▸ **BRIEF**
Where a line of the material includes the string "title", copy that line.

-------------------------

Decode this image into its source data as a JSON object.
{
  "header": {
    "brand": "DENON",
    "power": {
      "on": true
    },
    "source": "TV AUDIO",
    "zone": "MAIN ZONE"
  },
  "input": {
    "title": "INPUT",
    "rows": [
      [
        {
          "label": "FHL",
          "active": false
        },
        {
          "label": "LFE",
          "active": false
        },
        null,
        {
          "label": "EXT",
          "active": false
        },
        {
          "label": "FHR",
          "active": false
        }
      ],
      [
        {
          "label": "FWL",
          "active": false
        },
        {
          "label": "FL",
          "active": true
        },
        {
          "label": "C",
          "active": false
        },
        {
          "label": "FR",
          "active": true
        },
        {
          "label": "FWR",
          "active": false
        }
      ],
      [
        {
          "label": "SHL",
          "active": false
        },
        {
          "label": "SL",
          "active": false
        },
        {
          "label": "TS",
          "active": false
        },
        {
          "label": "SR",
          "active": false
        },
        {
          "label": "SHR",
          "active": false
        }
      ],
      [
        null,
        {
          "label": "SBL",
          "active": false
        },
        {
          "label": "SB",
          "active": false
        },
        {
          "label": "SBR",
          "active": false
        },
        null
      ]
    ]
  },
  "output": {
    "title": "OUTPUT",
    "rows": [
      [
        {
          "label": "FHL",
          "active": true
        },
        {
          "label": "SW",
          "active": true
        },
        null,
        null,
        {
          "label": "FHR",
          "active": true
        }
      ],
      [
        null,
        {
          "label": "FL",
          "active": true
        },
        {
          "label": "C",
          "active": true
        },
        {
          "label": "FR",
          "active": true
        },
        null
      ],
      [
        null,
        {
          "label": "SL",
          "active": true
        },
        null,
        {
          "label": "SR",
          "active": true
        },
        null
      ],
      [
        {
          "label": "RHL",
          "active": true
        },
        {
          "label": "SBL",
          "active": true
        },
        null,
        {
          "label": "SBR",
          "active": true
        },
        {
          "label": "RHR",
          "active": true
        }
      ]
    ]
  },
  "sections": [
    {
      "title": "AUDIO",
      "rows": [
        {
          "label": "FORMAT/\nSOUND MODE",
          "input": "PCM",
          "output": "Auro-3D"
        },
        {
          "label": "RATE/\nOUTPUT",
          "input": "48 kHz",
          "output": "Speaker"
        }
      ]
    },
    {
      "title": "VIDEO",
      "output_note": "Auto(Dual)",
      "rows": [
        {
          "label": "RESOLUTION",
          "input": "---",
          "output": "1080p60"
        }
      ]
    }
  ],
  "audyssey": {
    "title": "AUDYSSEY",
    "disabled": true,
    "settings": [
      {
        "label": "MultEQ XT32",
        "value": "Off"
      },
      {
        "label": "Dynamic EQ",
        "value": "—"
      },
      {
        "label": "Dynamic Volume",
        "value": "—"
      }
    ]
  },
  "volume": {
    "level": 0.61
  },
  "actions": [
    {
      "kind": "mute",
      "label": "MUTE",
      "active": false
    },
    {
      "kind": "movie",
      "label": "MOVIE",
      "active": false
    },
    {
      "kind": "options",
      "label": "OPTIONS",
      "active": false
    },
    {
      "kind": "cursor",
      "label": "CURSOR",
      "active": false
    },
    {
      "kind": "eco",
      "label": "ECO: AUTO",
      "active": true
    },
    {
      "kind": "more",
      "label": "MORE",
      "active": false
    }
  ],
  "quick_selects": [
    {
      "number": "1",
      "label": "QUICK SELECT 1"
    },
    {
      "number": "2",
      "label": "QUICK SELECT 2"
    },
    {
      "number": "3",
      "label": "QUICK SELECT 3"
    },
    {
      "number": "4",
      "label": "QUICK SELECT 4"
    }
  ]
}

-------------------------

▸ **ANSWER BELOW**
    "title": "INPUT",
    "title": "OUTPUT",
      "title": "AUDIO",
      "title": "VIDEO",
    "title": "AUDYSSEY",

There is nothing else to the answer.